#### [Instructions to follow]
Looking at the entries, how many lines hold the word "Developer"? State the number by itself.

-=-=-

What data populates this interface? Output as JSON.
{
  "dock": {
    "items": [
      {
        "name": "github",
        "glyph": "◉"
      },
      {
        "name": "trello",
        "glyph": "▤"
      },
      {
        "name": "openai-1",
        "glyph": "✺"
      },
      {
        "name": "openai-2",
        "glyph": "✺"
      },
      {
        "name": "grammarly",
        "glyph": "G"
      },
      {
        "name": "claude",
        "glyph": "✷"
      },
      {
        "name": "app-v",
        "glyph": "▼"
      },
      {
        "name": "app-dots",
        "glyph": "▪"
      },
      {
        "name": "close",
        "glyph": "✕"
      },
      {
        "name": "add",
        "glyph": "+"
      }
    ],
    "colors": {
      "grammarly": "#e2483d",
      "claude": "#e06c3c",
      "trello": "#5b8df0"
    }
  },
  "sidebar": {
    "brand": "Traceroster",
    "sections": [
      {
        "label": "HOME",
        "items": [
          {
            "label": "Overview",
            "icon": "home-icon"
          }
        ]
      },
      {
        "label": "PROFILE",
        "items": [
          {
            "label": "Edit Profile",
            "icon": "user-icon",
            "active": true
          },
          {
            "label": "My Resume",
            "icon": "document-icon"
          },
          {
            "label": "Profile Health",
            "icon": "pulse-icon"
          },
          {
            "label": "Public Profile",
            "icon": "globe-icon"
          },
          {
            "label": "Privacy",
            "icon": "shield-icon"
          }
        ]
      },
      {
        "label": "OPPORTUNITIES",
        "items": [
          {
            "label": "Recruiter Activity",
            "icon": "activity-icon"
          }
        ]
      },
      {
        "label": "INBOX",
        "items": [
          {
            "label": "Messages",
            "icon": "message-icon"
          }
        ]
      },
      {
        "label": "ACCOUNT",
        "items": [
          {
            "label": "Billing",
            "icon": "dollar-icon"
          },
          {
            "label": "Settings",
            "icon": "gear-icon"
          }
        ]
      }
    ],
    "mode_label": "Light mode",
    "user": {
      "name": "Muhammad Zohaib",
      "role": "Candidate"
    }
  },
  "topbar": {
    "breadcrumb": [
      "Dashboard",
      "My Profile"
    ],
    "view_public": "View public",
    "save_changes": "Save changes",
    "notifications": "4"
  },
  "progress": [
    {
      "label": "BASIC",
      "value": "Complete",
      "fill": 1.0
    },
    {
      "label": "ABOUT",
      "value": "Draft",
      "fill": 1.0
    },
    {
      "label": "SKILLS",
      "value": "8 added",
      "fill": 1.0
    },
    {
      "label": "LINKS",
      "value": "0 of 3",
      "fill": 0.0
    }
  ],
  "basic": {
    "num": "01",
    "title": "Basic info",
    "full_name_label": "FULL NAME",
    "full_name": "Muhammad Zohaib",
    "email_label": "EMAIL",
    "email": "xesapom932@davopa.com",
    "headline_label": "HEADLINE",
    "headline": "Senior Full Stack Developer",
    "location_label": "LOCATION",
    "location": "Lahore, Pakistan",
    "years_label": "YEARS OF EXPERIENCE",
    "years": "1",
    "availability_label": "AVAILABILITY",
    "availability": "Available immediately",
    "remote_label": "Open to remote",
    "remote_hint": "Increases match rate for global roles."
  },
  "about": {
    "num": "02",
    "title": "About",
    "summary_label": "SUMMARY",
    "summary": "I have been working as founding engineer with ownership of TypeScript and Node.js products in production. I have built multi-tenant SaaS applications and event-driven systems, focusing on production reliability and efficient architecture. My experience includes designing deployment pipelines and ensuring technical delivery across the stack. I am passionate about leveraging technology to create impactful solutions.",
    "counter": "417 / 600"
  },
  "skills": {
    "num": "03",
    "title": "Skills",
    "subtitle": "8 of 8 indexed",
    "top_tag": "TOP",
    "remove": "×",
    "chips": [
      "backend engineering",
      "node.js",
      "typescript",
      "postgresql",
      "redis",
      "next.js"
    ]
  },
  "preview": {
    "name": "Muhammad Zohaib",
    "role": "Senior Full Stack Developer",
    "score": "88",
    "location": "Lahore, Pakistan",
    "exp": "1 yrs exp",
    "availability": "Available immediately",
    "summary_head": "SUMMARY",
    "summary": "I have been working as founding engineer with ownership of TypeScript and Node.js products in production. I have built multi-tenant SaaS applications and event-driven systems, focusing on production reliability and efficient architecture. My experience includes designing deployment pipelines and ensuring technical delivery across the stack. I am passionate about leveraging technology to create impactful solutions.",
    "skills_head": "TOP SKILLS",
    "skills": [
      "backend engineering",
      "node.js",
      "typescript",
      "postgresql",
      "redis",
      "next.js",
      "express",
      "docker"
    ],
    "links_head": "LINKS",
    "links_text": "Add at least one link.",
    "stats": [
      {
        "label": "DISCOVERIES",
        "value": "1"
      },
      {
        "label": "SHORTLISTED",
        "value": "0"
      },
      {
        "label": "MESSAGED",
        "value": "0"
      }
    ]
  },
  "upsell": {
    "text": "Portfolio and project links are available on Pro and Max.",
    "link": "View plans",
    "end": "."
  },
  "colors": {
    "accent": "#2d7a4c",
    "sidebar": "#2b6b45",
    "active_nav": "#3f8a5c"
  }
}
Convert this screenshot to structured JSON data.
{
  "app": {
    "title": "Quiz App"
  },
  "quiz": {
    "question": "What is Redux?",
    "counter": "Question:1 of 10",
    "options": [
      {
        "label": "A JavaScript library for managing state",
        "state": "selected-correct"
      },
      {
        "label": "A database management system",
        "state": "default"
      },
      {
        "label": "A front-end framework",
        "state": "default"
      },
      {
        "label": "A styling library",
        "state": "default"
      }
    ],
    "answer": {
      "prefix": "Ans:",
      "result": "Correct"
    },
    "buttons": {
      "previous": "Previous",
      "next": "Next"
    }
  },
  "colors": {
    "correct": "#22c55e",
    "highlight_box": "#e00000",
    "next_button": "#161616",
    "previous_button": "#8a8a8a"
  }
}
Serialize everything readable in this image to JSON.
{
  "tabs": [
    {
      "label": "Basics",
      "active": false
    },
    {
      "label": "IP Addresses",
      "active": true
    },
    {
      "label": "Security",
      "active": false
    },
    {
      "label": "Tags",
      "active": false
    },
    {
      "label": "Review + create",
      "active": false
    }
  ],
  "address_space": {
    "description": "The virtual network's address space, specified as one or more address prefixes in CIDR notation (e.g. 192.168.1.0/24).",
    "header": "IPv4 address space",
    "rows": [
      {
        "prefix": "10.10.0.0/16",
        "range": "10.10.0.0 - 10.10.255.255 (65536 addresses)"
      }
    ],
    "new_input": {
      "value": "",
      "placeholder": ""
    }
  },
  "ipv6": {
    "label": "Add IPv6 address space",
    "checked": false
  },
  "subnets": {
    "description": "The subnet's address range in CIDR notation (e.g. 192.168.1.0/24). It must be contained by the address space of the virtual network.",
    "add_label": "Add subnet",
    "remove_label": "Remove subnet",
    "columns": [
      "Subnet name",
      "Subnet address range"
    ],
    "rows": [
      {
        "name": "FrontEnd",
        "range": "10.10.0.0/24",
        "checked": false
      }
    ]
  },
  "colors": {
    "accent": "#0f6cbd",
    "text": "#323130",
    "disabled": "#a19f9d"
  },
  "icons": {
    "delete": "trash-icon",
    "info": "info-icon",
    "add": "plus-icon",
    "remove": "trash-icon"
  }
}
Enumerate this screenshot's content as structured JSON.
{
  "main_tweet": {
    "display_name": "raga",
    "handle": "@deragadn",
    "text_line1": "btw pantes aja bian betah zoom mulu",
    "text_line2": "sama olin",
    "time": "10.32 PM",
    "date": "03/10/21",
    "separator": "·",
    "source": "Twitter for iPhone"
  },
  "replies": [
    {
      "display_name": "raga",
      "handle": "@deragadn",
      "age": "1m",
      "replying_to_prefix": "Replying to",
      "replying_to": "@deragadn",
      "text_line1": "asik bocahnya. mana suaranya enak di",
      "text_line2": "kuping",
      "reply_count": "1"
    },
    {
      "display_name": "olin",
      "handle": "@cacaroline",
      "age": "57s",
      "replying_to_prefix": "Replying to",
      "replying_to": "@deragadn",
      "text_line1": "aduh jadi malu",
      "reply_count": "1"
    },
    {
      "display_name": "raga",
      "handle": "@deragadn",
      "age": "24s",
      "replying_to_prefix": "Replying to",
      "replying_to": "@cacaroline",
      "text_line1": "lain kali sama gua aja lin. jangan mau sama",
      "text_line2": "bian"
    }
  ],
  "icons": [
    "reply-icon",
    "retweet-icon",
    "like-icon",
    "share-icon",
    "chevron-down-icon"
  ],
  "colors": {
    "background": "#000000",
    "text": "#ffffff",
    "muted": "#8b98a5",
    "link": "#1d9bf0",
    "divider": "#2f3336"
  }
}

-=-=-

#### [Reply]
2